Now the fun part. You went with arrays, and a if..else if construct. The problem is that when you read the code you can't help but notice the [0], the [1], the [2] and the [3] one under the other, all in order.

If I could map a year to the maximum price I'm willing to pay for, my life would be much simpler!

var maxPrices = new Dictionary<int,int>
{
{ 2000, 3000 },
{ 2005, 5000 },
{ 2009, 7000 },
{ 9999, 9000 },
};


Then we can iterate the dictionary entries, return true and break out when the parameters compare favorably against the Key (year) and the Value (maximum price)

var result = false;
foreach(yearPrice in maxPrices.OrderBy(item => item.Key)) // note: item.Key is the year
{
var maxPrice = yearPrice.Value;
if (color == Color.White)
{
maxPrice *= 1.2;
}

if (year <= yearPrice.Key && price <= maxPrice)
{
result = true;
break;
}
}
return result;


I don't understand the requirement for nested if statements.

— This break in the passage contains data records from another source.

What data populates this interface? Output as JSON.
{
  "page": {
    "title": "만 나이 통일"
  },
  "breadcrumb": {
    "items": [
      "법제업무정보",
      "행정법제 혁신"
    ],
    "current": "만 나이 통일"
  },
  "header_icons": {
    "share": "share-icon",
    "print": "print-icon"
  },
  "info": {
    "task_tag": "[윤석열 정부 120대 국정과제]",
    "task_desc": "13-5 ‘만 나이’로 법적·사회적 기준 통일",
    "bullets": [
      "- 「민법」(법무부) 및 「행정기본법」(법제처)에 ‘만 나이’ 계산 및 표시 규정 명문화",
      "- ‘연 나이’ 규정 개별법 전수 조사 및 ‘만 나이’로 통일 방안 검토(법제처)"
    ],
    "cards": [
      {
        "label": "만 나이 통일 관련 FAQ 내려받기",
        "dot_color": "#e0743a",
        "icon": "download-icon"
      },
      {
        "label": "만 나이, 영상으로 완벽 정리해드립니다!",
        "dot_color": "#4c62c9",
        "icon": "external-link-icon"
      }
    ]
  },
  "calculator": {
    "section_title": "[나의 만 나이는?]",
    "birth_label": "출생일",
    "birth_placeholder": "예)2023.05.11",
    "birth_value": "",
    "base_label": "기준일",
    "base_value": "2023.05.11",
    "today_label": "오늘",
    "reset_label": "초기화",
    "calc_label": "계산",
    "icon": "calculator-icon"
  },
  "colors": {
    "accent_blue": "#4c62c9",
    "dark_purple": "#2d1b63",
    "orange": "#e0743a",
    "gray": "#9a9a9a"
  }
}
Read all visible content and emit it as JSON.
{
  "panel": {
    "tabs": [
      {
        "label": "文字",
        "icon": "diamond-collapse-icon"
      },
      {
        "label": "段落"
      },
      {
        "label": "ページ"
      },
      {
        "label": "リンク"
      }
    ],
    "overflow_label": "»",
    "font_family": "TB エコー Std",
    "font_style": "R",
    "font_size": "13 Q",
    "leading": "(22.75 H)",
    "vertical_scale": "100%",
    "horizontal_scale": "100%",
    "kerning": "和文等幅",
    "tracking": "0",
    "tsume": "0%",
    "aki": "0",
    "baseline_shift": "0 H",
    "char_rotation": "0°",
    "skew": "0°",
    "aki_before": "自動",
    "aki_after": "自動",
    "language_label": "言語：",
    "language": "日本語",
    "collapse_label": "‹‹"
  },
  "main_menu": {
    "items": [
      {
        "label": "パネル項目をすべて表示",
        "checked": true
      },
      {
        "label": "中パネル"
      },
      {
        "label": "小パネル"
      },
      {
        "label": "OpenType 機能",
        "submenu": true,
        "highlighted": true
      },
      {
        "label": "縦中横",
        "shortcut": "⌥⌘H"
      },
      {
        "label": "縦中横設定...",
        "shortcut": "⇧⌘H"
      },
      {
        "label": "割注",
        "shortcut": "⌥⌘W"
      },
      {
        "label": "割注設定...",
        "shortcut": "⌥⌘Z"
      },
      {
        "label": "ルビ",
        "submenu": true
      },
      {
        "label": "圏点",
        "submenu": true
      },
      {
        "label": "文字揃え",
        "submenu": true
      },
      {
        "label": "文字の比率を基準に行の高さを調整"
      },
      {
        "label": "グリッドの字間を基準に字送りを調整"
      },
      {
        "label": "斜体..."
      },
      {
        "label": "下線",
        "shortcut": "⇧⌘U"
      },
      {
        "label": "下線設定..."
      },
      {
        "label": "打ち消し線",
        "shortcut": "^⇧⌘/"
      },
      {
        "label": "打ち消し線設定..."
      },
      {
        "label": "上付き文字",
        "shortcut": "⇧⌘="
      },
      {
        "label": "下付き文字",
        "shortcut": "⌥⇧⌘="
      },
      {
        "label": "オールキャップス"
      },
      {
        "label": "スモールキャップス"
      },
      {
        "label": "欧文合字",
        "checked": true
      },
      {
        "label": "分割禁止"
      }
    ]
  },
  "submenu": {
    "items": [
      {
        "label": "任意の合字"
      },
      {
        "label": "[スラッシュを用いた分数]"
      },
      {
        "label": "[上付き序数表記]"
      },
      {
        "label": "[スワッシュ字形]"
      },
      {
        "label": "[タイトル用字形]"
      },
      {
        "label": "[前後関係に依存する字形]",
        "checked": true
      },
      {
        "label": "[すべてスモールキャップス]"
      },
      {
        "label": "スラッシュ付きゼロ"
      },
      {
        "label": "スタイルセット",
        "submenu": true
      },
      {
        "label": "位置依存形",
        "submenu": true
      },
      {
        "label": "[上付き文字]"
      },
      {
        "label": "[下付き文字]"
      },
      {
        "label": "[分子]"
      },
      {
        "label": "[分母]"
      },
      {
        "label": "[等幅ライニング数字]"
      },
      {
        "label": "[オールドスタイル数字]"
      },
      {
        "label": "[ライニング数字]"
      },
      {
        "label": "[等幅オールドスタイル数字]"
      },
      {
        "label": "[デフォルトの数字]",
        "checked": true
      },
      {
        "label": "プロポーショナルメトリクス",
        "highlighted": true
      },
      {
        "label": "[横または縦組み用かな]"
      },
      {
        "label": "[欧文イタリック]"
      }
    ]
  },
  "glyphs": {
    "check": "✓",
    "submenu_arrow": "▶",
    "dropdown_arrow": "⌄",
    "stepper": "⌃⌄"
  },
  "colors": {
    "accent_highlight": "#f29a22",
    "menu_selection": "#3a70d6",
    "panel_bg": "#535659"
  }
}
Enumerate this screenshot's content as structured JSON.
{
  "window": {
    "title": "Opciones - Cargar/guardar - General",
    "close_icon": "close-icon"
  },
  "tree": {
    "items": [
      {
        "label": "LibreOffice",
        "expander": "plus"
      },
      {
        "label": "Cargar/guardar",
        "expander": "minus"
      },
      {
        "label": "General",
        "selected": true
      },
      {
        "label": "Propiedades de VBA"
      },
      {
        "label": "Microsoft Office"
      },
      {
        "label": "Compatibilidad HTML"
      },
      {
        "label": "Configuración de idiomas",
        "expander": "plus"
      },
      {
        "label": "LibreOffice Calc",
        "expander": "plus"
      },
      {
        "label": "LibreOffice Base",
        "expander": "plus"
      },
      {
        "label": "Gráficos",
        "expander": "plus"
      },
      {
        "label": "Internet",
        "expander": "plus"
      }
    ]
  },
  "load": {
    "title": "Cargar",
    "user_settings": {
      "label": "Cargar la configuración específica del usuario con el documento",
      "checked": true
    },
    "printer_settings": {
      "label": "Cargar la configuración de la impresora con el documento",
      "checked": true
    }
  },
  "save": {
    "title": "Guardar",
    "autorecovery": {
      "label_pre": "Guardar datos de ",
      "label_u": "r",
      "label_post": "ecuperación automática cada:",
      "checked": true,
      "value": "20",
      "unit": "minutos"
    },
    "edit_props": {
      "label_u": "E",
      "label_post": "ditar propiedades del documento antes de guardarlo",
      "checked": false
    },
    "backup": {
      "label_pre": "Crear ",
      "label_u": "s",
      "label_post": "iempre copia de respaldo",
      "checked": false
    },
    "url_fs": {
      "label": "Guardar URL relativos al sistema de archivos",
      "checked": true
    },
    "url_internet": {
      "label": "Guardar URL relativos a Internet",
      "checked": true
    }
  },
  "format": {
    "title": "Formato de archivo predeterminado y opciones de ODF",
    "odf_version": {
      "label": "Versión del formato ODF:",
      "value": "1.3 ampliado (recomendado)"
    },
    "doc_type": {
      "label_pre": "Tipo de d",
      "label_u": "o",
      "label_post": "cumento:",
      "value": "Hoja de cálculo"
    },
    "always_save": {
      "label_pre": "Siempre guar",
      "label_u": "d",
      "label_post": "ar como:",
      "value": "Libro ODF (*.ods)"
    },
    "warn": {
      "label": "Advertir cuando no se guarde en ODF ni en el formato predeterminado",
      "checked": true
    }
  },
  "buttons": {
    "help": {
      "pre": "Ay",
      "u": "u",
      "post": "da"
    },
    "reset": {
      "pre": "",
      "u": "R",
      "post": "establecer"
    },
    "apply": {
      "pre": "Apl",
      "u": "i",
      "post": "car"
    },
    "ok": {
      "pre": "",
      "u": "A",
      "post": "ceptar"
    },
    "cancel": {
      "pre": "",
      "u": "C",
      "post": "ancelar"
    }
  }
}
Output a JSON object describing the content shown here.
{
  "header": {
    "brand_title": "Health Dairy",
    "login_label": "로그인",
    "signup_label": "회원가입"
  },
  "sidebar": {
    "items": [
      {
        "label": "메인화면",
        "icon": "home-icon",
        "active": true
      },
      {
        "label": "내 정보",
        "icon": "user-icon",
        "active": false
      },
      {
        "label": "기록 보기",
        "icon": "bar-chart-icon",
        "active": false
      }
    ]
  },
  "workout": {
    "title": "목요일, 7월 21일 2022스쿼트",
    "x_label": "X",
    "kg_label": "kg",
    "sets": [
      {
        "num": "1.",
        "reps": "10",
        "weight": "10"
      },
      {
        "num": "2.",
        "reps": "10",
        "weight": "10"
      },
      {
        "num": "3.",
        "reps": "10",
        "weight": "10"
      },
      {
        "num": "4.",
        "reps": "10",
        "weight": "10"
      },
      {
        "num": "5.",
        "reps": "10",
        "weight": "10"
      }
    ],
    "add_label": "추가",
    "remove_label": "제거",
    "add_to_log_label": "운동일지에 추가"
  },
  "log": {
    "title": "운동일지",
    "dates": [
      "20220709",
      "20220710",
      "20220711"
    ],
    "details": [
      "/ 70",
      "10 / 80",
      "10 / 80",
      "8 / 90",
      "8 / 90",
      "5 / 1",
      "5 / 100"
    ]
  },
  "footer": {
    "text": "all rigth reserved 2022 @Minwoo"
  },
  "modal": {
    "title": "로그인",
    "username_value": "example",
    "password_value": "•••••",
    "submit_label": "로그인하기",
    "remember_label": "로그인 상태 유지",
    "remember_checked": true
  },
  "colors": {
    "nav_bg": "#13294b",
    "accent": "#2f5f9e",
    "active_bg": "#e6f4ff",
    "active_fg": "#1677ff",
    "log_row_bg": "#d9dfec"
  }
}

Specs usually tell you what to do, not how to do it. And imposing nested constructs (or anything really) sounds like some kind of "coding game" - however if you want to be writing professional code, that isn't the kind of code you want to be writing. Or rather, maintaining.

• Wow, I learned more from your comment than a semester of school :) thank you a lot Apr 14, 2016 at 5:31
• @david my pleasure - note that an unsaid takeaway here, is that code gets much simpler when it's separated from the data. Apr 14, 2016 at 19:29

Your code is wrong: it rejects any car that is older than year 2000.

The max_array isn't providing any benefit to you. All it does is make the code more cryptic, with max_array[0], etc. It would be better to write the code in a way that more closely associates the each price limit with its corresponding age.

The spec does not specify whether the color will start with an uppercase or lowercase letter. I would normalize it to lowercase just in case.

Dropping braces is a dangerous software engineering practice. If you really want to omit braces, put the statement on the same line to help prevent coding accidents.

Here is a function that conforms to the spec:

static bool Rob_Wants(decimal d_Price, string s_Color, int i_Year)
{
if (d_Price > 10000 || s_Color.ToLower() == "red")
{
return false;    // over budget or wrong color
}
else
{
decimal colorPremium = (s_Color.ToLower() == "white") ? 1.2m : 1.0m;

if      (i_Year <= 2000) return d_Price <= colorPremium * 3000;
else if (i_Year <= 2005) return d_Price <= colorPremium * 5000;
else if (i_Year <= 2009) return d_Price <= colorPremium * 7000;
else                     return d_Price <= colorPremium * 9000;
}
}


I'm not at all a fan of the onerous Hungarian prefixes d_, s_, and i_ in the spec, and recommend dropping them altogether.

You have wisely chosen to ignore the nested if/else statements part of the problem statement. Personally, I would ignore that part of the spec too. In fact, I would prefer using a ternary conditional and a switch instead.

The underscore in the function name is unconventional.

With those considerations, I would further rewrite the code:

static bool RobWants(decimal price, string color, int year)
{
if (price > 10000) return false;              // Over budget
decimal maxPrice = (year <= 2000) ? 3000 :
(year <= 2005) ? 5000 :
(year <= 2009) ? 7000 :
9000;
switch (color.ToLower())
{
case "red":
return false;
case "white":
return price <= 1.2m * maxPrice;
default:
return price <= maxPrice;
}
}

• String.Equals(String, String, StringComparison) + StringComparison.CurrentCultureIgnoreCase >>>>>>>>>>>>>> String.ToLower(). Equals with a comparison is so much more expressive and precise than lowering before comparing. Apr 14, 2016 at 15:19
• @Johnbot In the general case, you're right that String.ToLower() is not a good way to do case-insensitive comparisons. However, here we are looking for fixed strings. Is there any case where this fails? Apr 14, 2016 at 16:22
• "WHITE".ToLower()=="white" in the Turkish locale Apr 14, 2016 at 16:40
• @Johnbot I wouldn't consider that to be a failure, though. Apr 14, 2016 at 16:42